◆ **Task description**
If a line in the listing includes the word "SYSBACKUP", copy it out.

◆ **Exercise material**
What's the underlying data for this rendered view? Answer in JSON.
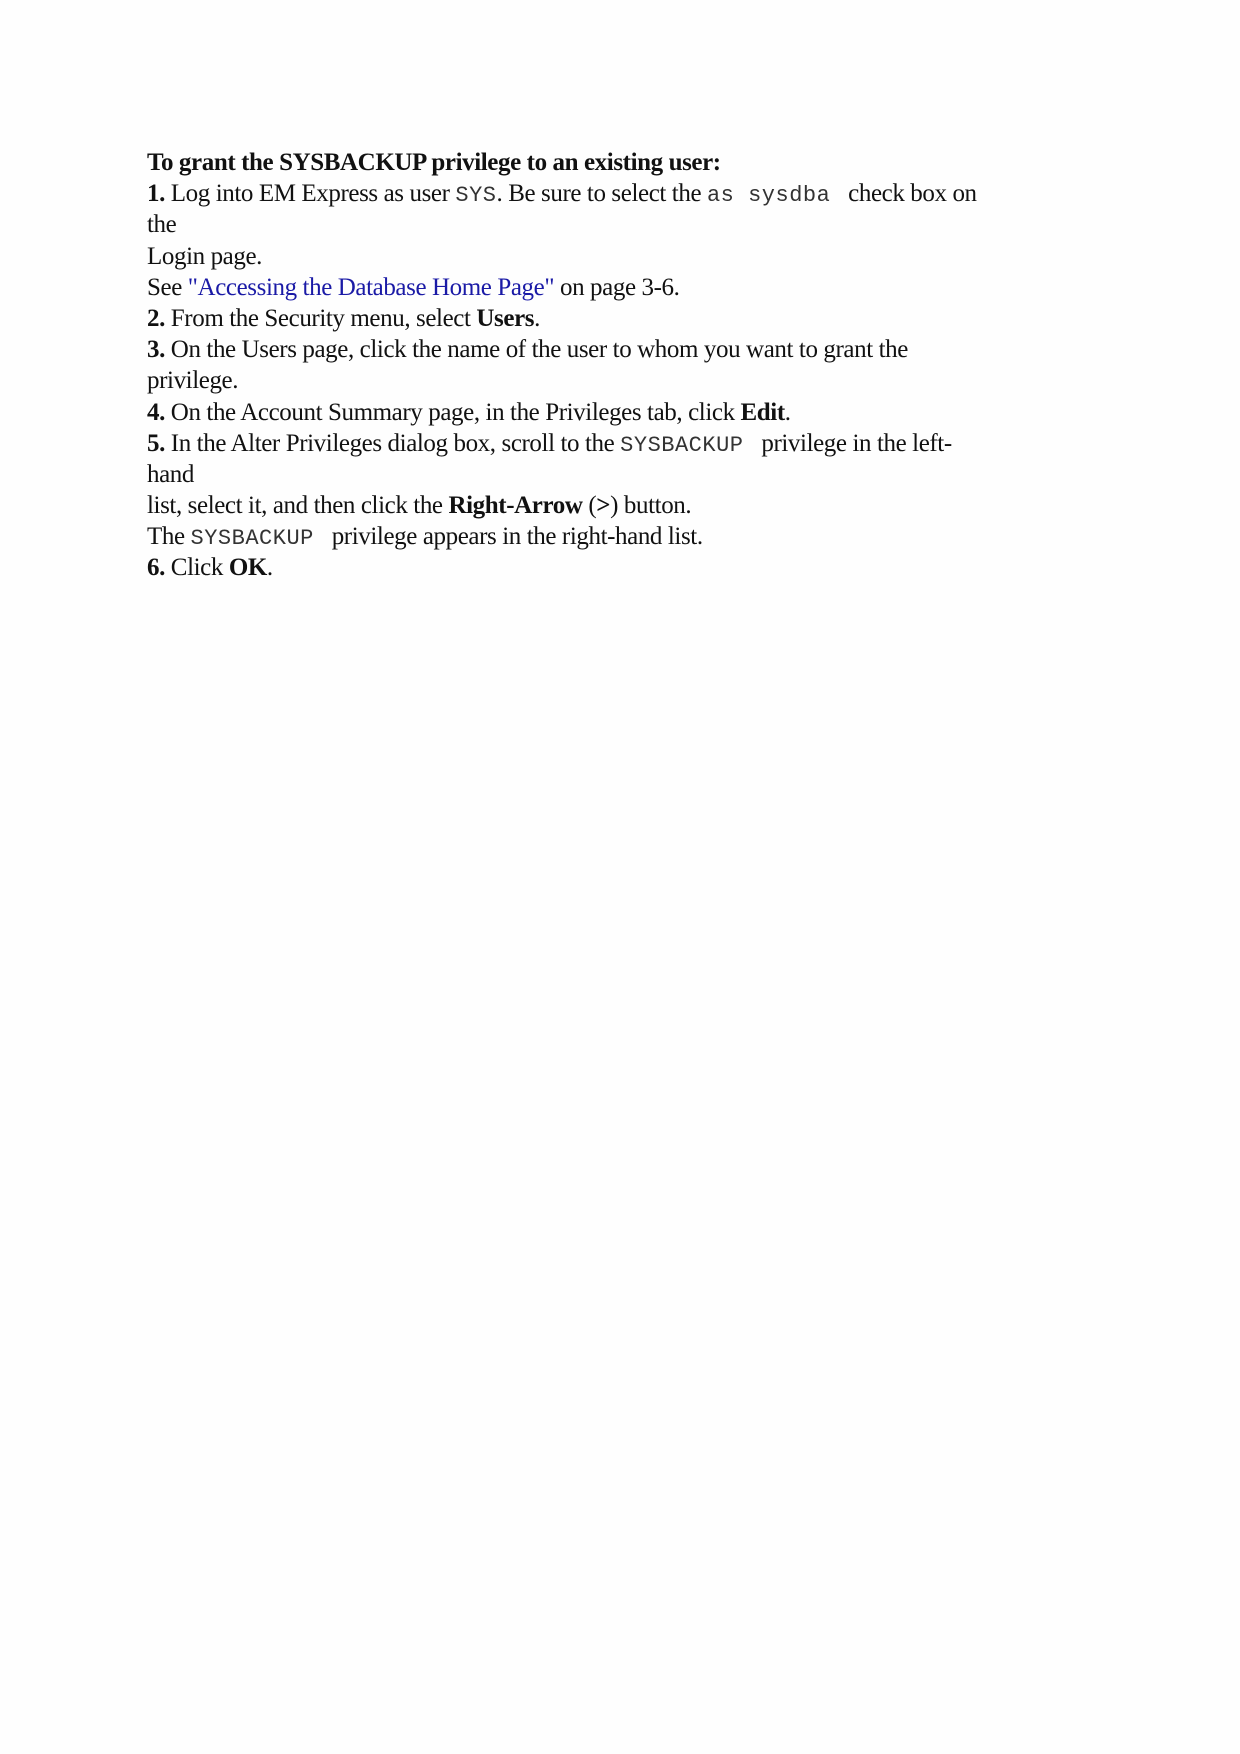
{
  "document": {
    "heading": "To grant the SYSBACKUP privilege to an existing user:",
    "link_color": "#1a1aa6",
    "steps": {
      "s1": {
        "num": "1.",
        "t1": " Log into EM Express as user ",
        "code1": "SYS",
        "t2": ". Be sure to select the ",
        "code2": "as sysdba",
        "t3": " check box on",
        "t4": "the",
        "t5": "Login page."
      },
      "see": {
        "t1": "See ",
        "link": "\"Accessing the Database Home Page\"",
        "t2": " on page 3-6."
      },
      "s2": {
        "num": "2.",
        "t1": " From the Security menu, select ",
        "bold": "Users",
        "t2": "."
      },
      "s3": {
        "num": "3.",
        "t1": " On the Users page, click the name of the user to whom you want to grant the",
        "t2": "privilege."
      },
      "s4": {
        "num": "4.",
        "t1": " On the Account Summary page, in the Privileges tab, click ",
        "bold": "Edit",
        "t2": "."
      },
      "s5": {
        "num": "5.",
        "t1": " In the Alter Privileges dialog box, scroll to the ",
        "code": "SYSBACKUP",
        "t2": " privilege in the left-",
        "t3": "hand",
        "t4": "list, select it, and then click the ",
        "bold1": "Right-Arrow",
        "t5": " (",
        "bold2": ">",
        "t6": ") button.",
        "t7": "The ",
        "code2": "SYSBACKUP",
        "t8": " privilege appears in the right-hand list."
      },
      "s6": {
        "num": "6.",
        "t1": " Click ",
        "bold": "OK",
        "t2": "."
      }
    }
  }
}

◆ **Task solution**
    "heading": "To grant the SYSBACKUP privilege to an existing user:",
        "code": "SYSBACKUP",
        "code2": "SYSBACKUP",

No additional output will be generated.